- Materials provided -
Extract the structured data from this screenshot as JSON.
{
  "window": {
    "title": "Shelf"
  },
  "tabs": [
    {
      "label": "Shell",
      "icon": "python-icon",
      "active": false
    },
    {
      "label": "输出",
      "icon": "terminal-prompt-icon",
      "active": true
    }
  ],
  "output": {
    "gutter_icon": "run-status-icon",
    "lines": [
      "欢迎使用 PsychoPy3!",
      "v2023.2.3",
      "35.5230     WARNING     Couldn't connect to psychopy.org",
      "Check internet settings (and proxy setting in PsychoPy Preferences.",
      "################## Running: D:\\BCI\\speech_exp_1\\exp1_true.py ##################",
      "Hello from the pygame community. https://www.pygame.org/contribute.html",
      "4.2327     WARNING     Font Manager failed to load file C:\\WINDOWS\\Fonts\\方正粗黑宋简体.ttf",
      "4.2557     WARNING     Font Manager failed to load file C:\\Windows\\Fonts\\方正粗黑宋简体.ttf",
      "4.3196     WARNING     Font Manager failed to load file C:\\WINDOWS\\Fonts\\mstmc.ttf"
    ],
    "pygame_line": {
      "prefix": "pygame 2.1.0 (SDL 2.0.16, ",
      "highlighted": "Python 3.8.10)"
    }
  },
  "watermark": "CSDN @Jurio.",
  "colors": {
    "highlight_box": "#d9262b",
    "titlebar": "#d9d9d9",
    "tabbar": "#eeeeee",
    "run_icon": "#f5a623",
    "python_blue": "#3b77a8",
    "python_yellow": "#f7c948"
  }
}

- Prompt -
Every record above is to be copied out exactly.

- Answer below -
Extract the structured data from this screenshot as JSON.
{
  "window": {
    "title": "Shelf"
  },
  "tabs": [
    {
      "label": "Shell",
      "icon": "python-icon",
      "active": false
    },
    {
      "label": "输出",
      "icon": "terminal-prompt-icon",
      "active": true
    }
  ],
  "output": {
    "gutter_icon": "run-status-icon",
    "lines": [
      "欢迎使用 PsychoPy3!",
      "v2023.2.3",
      "35.5230     WARNING     Couldn't connect to psychopy.org",
      "Check internet settings (and proxy setting in PsychoPy Preferences.",
      "################## Running: D:\\BCI\\speech_exp_1\\exp1_true.py ##################",
      "Hello from the pygame community. https://www.pygame.org/contribute.html",
      "4.2327     WARNING     Font Manager failed to load file C:\\WINDOWS\\Fonts\\方正粗黑宋简体.ttf",
      "4.2557     WARNING     Font Manager failed to load file C:\\Windows\\Fonts\\方正粗黑宋简体.ttf",
      "4.3196     WARNING     Font Manager failed to load file C:\\WINDOWS\\Fonts\\mstmc.ttf"
    ],
    "pygame_line": {
      "prefix": "pygame 2.1.0 (SDL 2.0.16, ",
      "highlighted": "Python 3.8.10)"
    }
  },
  "watermark": "CSDN @Jurio.",
  "colors": {
    "highlight_box": "#d9262b",
    "titlebar": "#d9d9d9",
    "tabbar": "#eeeeee",
    "run_icon": "#f5a623",
    "python_blue": "#3b77a8",
    "python_yellow": "#f7c948"
  }
}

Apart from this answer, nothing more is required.